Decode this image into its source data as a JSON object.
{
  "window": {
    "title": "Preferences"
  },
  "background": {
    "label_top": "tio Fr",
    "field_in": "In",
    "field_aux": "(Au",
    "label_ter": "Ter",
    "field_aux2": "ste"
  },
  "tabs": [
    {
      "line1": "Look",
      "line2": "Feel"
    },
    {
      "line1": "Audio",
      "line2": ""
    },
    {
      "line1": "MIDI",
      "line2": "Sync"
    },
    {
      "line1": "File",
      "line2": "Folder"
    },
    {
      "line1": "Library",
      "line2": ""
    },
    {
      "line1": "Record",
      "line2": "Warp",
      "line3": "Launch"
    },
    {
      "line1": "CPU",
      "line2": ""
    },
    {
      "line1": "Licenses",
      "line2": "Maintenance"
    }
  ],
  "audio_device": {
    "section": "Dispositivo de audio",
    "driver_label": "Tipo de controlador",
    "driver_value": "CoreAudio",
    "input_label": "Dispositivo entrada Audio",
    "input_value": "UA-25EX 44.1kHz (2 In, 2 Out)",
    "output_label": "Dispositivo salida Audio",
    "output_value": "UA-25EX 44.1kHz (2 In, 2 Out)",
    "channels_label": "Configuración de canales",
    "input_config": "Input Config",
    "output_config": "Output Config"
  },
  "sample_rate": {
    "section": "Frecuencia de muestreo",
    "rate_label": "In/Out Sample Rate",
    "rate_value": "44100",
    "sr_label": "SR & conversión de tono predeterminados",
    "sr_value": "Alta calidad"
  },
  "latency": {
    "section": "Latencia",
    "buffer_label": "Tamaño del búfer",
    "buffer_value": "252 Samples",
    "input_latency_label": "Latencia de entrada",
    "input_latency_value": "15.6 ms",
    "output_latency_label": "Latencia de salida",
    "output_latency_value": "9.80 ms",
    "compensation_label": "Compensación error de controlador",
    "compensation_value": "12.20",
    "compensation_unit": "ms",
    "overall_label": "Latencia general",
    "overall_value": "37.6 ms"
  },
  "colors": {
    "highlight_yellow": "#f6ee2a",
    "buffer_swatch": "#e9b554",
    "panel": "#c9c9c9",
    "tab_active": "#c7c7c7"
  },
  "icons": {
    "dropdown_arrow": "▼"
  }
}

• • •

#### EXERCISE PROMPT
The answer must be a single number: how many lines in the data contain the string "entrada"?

#### ANSWER TO THE PROBLEM
2